Recorded data —
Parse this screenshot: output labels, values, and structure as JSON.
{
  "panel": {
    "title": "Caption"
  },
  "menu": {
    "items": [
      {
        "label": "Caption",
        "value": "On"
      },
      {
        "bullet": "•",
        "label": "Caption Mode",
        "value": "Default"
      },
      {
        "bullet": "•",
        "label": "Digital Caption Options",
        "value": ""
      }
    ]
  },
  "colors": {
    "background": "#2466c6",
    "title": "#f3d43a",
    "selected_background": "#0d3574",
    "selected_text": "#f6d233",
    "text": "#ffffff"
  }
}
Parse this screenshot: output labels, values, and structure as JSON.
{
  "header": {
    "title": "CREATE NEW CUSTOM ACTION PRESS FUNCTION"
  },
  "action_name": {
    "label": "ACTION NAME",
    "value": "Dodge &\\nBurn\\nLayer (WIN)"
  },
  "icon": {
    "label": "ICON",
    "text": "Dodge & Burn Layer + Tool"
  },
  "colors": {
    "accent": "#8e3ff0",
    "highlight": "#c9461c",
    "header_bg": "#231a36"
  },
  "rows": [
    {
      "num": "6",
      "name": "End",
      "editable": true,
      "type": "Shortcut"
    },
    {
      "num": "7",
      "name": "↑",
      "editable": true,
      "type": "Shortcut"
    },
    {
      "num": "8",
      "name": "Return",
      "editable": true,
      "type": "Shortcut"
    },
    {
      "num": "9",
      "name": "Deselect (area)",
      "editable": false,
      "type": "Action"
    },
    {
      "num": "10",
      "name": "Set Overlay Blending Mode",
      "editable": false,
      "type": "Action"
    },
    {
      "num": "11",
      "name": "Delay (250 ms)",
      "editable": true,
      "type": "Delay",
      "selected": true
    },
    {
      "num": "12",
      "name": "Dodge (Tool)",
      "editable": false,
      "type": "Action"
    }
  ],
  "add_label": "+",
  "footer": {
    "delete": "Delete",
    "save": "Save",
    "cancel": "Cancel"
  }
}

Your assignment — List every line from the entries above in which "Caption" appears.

Response to this exercise —
    "title": "Caption"
        "label": "Caption",
        "label": "Caption Mode",
        "label": "Digital Caption Options",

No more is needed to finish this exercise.